A Henley-based chef has launched a new dining concept this month. Chef Simon Mckenzie recently moved on from his role as head chef at Luscombes at the Golden Ball, and has set up a unique catering business hosting pop-up and in-home dining with a difference.
Chef Simon has worked in some of the finest hotels and restaurants across the UK and the Channel Islands, and for some of the industry’s greatest – and sometimes fiercest – chefs including Gordon Ramsey and Marco Pierre White.
Simon said, “After 25 years in the restaurant industry, I’m now bringing my skills and knowledge to guests on a much more personal level. I’ll be running monthly themed pop-up events where I’ll host an interactive masterclass to show how each dish is prepared before all the guests sit down to enjoy the meal together.”
The first of Simon’s pop-up evenings is in Henley on Saturday 5 October, and will focus of British game meats including grouse and venison.
“After welcome drinks guests will take a seat in the kitchen where I’ll will take them through more interesting elements of cooking a Michelin standard three course dinner”, said Simon. “We’ll also be using some fun kitchen kit including foam guns and pressure cookers”.
In November, Chef Simon will be hosting a Taste of Italy pop-up, followed in December by a masterclass in how to cook the perfect Sunday lunch.
The other side of Chef Simon’s new business is in-home dining. From canapés to a seven course fine dining menu, Simon will cook in your home and you and your guests are welcome to join in with the preparation to learn some of the techniques, or sit back with a glass of wine and let Simon do the work.
“For my in-home dining, I’d encourage the host and their guests to get stuck into the prep with me and ask questions”, continued Simon. “It creates a very different and unique slant on a dinner party. Of course, if guests would rather sit back with a glass or two of wine, then I completely understand that too.”
Over the last decade there has been a huge growth in consumer awareness of cooking, chefs and restaurants.
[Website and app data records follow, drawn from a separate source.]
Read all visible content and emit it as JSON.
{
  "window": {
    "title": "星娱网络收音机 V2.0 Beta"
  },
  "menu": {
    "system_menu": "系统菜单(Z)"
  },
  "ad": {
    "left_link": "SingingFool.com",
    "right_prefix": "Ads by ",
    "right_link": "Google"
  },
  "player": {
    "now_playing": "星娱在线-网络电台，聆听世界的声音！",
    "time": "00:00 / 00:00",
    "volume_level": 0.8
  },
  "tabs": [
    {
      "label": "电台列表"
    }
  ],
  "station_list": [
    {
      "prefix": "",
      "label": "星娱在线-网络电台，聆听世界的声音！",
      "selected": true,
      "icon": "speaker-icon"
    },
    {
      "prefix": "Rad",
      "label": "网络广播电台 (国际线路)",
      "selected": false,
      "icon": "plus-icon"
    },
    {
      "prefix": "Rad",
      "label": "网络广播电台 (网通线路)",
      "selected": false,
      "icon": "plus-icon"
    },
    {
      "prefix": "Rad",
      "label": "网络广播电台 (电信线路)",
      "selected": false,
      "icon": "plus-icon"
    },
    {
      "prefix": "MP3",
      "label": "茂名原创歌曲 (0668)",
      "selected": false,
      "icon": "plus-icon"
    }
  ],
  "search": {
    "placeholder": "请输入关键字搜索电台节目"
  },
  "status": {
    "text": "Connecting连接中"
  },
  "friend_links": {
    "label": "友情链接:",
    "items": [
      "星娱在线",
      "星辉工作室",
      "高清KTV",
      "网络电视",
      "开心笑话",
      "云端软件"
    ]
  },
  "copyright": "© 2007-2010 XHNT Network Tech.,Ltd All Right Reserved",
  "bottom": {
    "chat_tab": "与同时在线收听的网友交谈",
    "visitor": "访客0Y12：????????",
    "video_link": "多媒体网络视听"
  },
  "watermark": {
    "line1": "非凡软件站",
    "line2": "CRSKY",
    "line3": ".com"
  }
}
“I think TV cookery shows and glossy cook books have been great for the restaurant industry by broadening the public’s knowledge and appreciation of food”, said Simon. “But there is still some snobbery around what is perceived as fine dining. The difference with my events is that guests can get hands-on and also ask questions without feeling intimidated.I want it to be fun and for people to leave with a smile on their faces, and naturally a full tum.”